If you are on Lamotrigine and Leviteracetam, your ASM level should be recorded at each visit or sooner if warranted. Pregnant women and girls who are taking ASMs should be offered a high-resolution ultrasound scan to screen for structural anomalies. This scan should be performed at 20-22 weeks’ of the pregnancy by an appropriately trained ultra-sonographer.

Giving birth/Labour

Most women with epilepsy will have a normal vaginal delivery. The risk of having a seizure when you are in labour is between 1% and 2%. If you have a seizure during labour, it does not mean that you cannot continue on to have a normal delivery. Once the situation is assessed you may still be able to have a normal delivery. If the obstetrician has any health concerns about you or the baby they may suggest a caesarean section.

The below are some suggestions for lowering the risk of having a seizure during labour:

  • Take your own epilepsy medicine clearly labelled to the hospital with you, and take it at your usual time. You may want to “blister pack” your medication. Your pharmacist can help guide you with this.  You could ask your midwife or your birth partner to help you remember to take it. 
  • Consider an early epidural.
  • Discuss seizure management with both your epilepsy specialist and obstetrician before your planned hospital admission; have this documented in your maternity hospital notes.
  • Typical triggers to including vomiting, sleep deprivation, emotional stress and pain may increase your risk of having a seizure. Ensure that the team caring for you are aware of your usual triggers and how best to avoid/treat them.
  • If you feel nauseous or sick, make sure to ask your midwife for something to help with this as it is very important to continue your seizure medicine as normal during this time. If you cannot take your medication as normal your midwife will have to consider giving it to you via another route (i.e intravenously).

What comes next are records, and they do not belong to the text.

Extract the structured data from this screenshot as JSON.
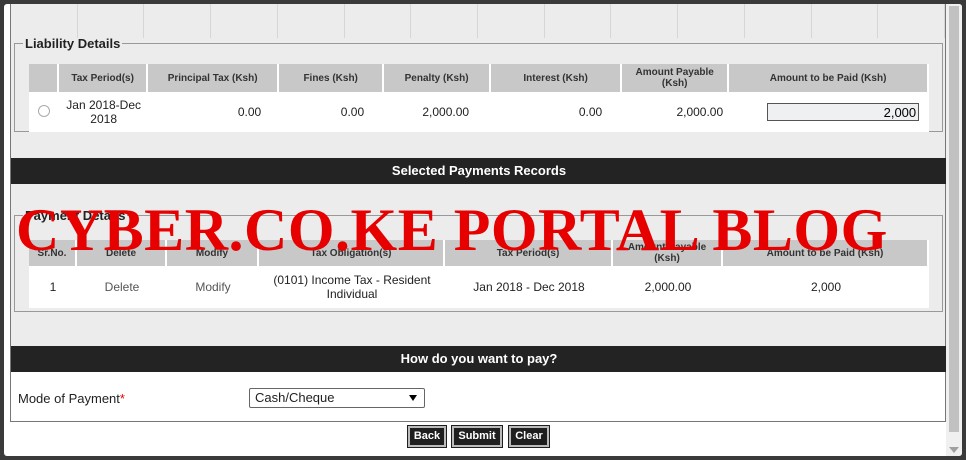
{
  "liability": {
    "legend": "Liability Details",
    "headers": [
      "Tax Period(s)",
      "Principal Tax (Ksh)",
      "Fines (Ksh)",
      "Penalty (Ksh)",
      "Interest (Ksh)",
      "Amount Payable (Ksh)",
      "Amount to be Paid (Ksh)"
    ],
    "row": {
      "period": "Jan 2018-Dec 2018",
      "principal": "0.00",
      "fines": "0.00",
      "penalty": "2,000.00",
      "interest": "0.00",
      "payable": "2,000.00",
      "to_pay": "2,000"
    }
  },
  "selected_bar": "Selected Payments Records",
  "payment": {
    "legend": "Payment Details",
    "headers": [
      "Sr.No.",
      "Delete",
      "Modify",
      "Tax Obligation(s)",
      "Tax Period(s)",
      "Amount Payable (Ksh)",
      "Amount to be Paid (Ksh)"
    ],
    "row": {
      "sr": "1",
      "delete": "Delete",
      "modify": "Modify",
      "obligation": "(0101) Income Tax - Resident Individual",
      "period": "Jan 2018 - Dec 2018",
      "payable": "2,000.00",
      "to_pay": "2,000"
    }
  },
  "pay_bar": "How do you want to pay?",
  "mode": {
    "label": "Mode of Payment",
    "required": "*",
    "selected": "Cash/Cheque"
  },
  "buttons": {
    "back": "Back",
    "submit": "Submit",
    "clear": "Clear"
  },
  "watermark": "CYBER.CO.KE PORTAL BLOG",
  "colors": {
    "accent_red": "#e60000",
    "bar": "#232323",
    "header_bg": "#c8c8c8"
  }
}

With regard to pain relief during labour, there are number of options that are open to women with epilepsy. The below are some things to consider when discussing with your medical team: 

  • High doses of pethidine (a drug used for pain relief in the early stages of labour) can trigger seizures; therefore it is best avoided. An alternative medication can be used instead - please discuss with your Obstetrician.
  • An early epidural should be considered in order to promote rest and pain relief.
  • Doing breathing exercises and using gas and air may help you manage pain during labour. But you should be careful not to over-breathe. Overbreathing can trigger seizures for some people.
  • Unsupervised water births, and having an unsupervised bath during labour are not usually recommended for women with epilepsy due to the risk of drowning as a result of a seizure.
  • TENS machines are often used for pain relief during labour. These are perfectly suitable for you if you have epilepsy.

Vitamin K

All children born to mothers taking enzyme inducing ASMs should be given 1mg of vitamin K by injection at delivery. However, in the Republic of Ireland all babies are routinely given 1mg of Vitamin K intramuscular to prevent haemorrhagic disease of the new-born.